*Task instructions*: Go through the listing below and return each line that includes "right".

*Data provided*:
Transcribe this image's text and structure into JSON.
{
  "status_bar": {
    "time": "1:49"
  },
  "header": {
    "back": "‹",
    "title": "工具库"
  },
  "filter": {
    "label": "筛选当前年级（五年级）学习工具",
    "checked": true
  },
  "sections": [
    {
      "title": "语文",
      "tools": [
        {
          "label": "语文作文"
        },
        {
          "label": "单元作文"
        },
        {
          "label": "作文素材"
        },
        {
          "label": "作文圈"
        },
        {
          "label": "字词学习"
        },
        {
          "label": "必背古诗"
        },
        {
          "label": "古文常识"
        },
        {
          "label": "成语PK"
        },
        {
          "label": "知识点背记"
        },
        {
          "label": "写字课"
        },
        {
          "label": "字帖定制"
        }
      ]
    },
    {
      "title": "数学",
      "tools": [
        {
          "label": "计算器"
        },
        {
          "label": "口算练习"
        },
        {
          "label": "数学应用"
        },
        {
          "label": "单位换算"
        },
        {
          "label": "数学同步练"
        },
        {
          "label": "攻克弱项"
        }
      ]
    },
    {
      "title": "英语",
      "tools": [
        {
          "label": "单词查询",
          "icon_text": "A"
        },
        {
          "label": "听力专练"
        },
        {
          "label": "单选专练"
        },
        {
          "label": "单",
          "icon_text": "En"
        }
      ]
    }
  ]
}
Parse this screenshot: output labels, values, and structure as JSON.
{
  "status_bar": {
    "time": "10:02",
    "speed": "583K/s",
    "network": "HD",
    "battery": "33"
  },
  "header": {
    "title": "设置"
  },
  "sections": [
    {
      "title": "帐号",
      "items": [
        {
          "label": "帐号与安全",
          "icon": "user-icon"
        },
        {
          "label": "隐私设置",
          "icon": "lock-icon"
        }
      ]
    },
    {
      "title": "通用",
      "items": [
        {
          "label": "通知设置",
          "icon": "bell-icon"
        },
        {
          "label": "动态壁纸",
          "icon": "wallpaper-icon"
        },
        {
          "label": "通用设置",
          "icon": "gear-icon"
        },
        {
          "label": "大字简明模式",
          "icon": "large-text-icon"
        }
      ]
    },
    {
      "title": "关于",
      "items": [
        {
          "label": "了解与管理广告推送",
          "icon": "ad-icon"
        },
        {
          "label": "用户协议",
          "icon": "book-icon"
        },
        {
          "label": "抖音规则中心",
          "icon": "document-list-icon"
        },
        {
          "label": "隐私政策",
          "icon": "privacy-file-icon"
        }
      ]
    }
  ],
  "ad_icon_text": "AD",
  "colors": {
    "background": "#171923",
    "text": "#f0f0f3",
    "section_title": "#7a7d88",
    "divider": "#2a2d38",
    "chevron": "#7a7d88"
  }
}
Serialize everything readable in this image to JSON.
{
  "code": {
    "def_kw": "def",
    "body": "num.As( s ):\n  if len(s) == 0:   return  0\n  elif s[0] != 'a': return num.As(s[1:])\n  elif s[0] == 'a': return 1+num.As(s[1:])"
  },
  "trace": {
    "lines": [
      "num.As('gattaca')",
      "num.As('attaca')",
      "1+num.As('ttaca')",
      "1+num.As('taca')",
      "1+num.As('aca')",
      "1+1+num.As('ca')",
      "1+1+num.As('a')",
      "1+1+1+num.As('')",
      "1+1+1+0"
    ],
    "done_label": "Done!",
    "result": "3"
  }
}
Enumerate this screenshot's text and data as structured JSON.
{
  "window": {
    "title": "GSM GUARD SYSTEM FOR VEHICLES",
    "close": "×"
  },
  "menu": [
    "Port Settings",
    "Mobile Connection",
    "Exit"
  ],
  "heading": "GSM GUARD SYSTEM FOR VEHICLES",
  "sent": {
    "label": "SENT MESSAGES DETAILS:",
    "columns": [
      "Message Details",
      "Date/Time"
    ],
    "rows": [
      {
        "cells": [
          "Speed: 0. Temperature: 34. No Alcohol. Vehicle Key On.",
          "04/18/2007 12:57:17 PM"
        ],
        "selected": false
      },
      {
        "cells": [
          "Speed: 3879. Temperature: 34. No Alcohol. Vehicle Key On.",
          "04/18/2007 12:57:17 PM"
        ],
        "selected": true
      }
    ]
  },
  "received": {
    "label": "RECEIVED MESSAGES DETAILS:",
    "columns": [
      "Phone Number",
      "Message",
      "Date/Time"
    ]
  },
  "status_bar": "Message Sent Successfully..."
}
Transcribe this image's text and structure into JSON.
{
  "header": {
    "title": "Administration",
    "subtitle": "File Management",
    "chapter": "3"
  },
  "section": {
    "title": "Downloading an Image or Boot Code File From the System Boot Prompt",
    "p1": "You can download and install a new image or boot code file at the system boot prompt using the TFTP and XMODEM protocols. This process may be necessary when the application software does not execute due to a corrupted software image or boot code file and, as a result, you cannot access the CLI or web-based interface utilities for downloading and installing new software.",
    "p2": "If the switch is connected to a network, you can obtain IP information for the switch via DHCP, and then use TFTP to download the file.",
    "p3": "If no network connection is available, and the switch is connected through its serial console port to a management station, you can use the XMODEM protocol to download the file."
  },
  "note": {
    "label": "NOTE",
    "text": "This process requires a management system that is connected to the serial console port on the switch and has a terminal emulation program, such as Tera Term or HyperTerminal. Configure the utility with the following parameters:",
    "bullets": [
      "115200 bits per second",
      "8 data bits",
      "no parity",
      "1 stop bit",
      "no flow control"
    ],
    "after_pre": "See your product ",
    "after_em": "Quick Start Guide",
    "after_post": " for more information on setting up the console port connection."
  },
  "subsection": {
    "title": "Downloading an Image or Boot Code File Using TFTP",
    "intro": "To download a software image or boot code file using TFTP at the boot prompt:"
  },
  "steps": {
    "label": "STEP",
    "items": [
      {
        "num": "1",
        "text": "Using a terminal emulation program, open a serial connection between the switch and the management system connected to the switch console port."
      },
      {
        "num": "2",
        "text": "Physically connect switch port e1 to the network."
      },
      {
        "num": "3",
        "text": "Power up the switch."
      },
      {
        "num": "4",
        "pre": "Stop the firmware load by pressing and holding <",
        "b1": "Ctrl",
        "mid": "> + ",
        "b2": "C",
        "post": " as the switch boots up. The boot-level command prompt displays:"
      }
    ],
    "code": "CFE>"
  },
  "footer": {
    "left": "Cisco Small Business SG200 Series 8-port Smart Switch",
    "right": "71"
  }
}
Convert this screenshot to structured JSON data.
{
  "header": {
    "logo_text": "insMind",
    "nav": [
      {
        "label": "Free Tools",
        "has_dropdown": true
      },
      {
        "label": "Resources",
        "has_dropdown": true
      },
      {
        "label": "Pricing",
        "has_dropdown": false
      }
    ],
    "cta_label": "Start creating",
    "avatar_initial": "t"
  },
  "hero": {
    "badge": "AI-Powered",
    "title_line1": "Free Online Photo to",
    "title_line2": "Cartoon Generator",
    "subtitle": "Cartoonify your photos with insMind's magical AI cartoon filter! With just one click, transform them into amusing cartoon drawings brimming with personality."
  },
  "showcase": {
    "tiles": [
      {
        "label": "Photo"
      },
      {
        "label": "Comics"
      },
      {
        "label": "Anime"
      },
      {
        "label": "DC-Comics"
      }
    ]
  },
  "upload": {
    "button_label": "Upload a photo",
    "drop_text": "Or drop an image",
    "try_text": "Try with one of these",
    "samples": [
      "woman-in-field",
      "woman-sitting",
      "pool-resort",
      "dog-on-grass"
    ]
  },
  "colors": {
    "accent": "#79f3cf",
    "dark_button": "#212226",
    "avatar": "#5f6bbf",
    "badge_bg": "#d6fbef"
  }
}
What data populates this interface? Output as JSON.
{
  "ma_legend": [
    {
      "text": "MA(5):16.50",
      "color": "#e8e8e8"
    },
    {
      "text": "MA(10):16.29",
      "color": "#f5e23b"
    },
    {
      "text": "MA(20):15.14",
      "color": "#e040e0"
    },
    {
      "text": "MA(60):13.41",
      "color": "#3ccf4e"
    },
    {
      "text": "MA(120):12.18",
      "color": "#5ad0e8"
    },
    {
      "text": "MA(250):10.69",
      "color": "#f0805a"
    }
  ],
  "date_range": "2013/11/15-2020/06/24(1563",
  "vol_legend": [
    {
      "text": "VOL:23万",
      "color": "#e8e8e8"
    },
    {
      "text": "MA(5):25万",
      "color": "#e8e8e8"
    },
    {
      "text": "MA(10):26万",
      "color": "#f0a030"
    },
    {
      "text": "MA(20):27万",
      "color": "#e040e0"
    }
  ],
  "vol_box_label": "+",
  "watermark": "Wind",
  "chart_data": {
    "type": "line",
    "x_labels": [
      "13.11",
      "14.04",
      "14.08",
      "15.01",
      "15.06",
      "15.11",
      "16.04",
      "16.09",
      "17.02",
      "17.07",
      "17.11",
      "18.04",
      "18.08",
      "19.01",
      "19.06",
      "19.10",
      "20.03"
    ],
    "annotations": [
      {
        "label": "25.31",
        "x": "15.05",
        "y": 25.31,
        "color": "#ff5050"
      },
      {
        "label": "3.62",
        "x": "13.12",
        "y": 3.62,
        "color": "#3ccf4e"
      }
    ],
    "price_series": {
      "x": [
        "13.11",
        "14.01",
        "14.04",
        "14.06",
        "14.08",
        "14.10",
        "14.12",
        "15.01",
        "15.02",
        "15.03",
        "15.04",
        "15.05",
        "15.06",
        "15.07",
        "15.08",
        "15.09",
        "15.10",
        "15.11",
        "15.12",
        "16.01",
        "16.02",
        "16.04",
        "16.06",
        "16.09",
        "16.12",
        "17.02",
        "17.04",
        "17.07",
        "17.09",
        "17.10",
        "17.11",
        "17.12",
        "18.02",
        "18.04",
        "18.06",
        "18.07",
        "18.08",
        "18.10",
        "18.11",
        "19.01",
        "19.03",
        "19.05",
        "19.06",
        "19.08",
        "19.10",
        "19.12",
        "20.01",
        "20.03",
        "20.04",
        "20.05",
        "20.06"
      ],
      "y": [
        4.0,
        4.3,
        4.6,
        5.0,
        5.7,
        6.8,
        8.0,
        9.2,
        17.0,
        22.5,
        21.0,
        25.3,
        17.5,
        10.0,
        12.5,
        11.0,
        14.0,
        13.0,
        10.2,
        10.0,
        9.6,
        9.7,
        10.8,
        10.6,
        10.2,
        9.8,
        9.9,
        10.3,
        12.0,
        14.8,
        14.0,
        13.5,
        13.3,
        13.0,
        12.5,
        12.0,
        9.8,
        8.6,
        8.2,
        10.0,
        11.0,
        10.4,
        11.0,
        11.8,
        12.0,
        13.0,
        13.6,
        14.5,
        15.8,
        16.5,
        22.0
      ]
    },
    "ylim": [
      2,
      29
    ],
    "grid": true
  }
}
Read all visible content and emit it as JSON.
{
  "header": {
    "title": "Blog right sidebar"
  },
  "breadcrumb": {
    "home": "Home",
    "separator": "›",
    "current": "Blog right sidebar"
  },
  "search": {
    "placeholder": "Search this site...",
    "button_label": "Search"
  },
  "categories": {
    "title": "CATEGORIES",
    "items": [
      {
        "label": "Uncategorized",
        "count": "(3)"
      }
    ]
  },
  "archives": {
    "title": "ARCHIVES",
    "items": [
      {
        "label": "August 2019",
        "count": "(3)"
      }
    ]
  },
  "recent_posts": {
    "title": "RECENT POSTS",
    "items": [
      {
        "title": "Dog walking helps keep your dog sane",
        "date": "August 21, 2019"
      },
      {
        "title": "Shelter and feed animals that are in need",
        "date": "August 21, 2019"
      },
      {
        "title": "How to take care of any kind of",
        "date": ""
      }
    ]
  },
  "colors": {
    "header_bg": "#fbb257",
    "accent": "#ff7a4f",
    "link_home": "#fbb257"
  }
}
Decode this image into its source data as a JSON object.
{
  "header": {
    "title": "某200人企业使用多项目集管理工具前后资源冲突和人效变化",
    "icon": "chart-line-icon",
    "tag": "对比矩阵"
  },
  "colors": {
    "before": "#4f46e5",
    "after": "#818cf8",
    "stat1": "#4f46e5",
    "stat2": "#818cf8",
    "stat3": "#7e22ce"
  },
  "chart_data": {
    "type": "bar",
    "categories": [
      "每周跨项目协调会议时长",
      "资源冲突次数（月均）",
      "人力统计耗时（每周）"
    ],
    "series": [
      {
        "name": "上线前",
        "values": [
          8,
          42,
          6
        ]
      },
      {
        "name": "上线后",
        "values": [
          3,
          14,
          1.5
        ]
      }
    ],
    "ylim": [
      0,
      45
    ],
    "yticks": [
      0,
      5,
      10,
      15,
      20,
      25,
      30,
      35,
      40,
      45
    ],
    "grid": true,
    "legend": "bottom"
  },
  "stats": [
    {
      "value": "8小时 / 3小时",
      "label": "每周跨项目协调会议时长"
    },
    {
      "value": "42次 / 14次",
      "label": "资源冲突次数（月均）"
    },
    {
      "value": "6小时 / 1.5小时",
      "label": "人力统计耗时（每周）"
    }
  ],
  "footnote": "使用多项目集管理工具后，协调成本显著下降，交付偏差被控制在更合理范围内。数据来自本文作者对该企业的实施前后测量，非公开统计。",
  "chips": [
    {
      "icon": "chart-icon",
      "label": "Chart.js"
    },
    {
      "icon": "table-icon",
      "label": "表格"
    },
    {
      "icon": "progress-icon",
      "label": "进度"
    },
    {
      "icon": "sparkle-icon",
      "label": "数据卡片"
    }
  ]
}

*Solution to this exercise*:
    "right": "71"
    "title": "Blog right sidebar"
    "current": "Blog right sidebar"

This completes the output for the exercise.